What is needed:
Filter the entries for lines with the word "mnemonic".

[Dataset rows for apps and sites]

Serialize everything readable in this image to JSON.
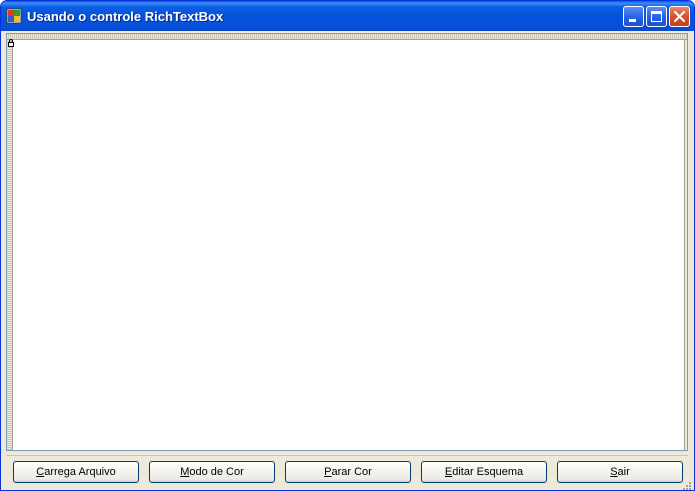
{
  "window": {
    "title": "Usando o controle RichTextBox"
  },
  "rich_text_box": {
    "value": ""
  },
  "buttons": [
    {
      "mnemonic": "C",
      "rest": "arrega Arquivo"
    },
    {
      "mnemonic": "M",
      "rest": "odo de Cor"
    },
    {
      "mnemonic": "P",
      "rest": "arar Cor"
    },
    {
      "mnemonic": "E",
      "rest": "ditar Esquema"
    },
    {
      "mnemonic": "S",
      "rest": "air"
    }
  ],
  "icons": {
    "app": "app-icon",
    "minimize": "minimize-icon",
    "maximize": "maximize-icon",
    "close": "close-icon",
    "lock": "lock-icon",
    "grip": "resize-grip-icon"
  },
  "colors": {
    "titlebar": "#0453d8",
    "face": "#ece9d8",
    "button_border": "#003c74",
    "close": "#d8512c"
  }
}
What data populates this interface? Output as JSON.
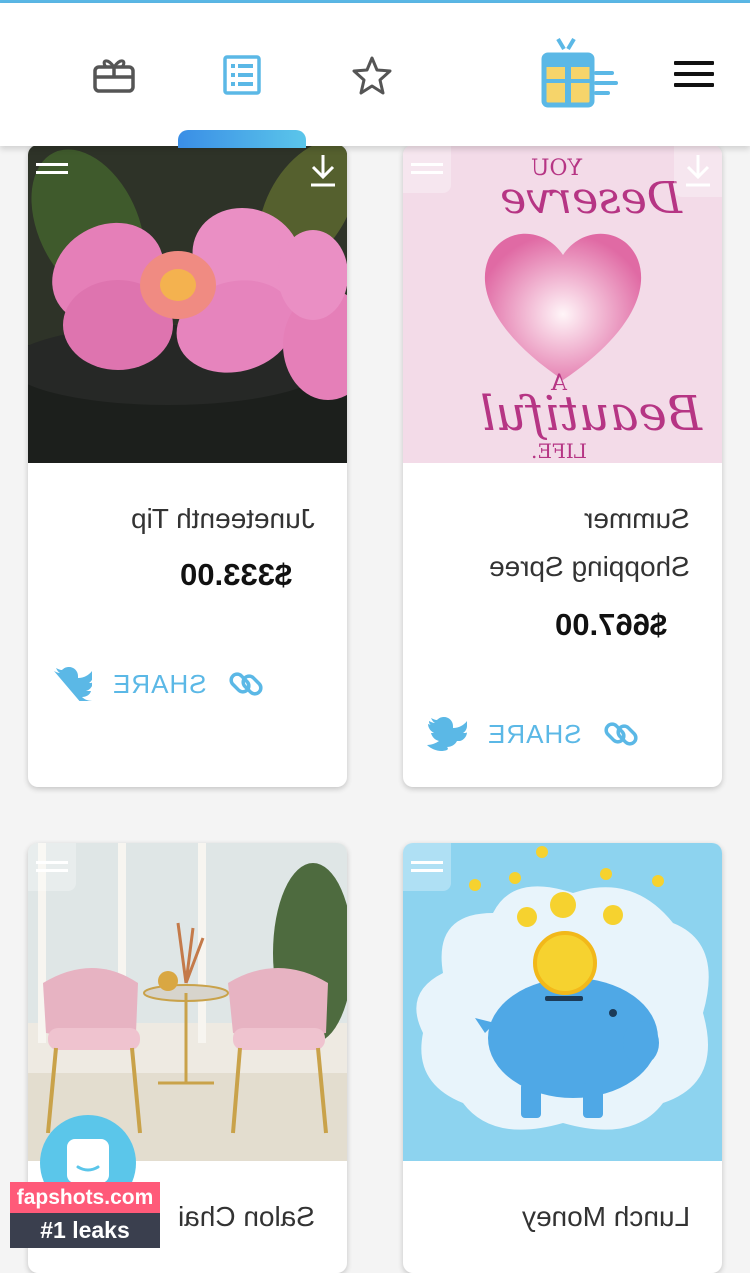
{
  "nav": {
    "tabs": [
      {
        "icon": "gift-box-icon",
        "active": false
      },
      {
        "icon": "list-document-icon",
        "active": true
      },
      {
        "icon": "star-icon",
        "active": false
      }
    ],
    "logo": "gift-logo",
    "menu_icon": "hamburger-menu-icon"
  },
  "colors": {
    "accent": "#5bb8e6",
    "tab_indicator_start": "#3a8ee6",
    "tab_indicator_end": "#5bc6ea"
  },
  "cards": [
    {
      "title": "Juneteenth Tip",
      "price": "$333.00",
      "share_label": "SHARE",
      "image": "pink-flower-photo"
    },
    {
      "title_line1": "Summer",
      "title_line2": "Shopping Spree",
      "price": "$667.00",
      "share_label": "SHARE",
      "image": "you-deserve-a-beautiful-life-heart",
      "image_text": [
        "YOU",
        "Deserve",
        "A",
        "Beautiful",
        "LIFE."
      ]
    },
    {
      "title": "Salon Chai",
      "image": "pink-salon-chairs-photo"
    },
    {
      "title": "Lunch Money",
      "image": "piggy-bank-coins-illustration"
    }
  ],
  "watermark": {
    "line1": "fapshots.com",
    "line2": "#1 leaks"
  }
}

Written response:
      "mnemonic": "C",
      "mnemonic": "M",
      "mnemonic": "P",
      "mnemonic": "E",
      "mnemonic": "S",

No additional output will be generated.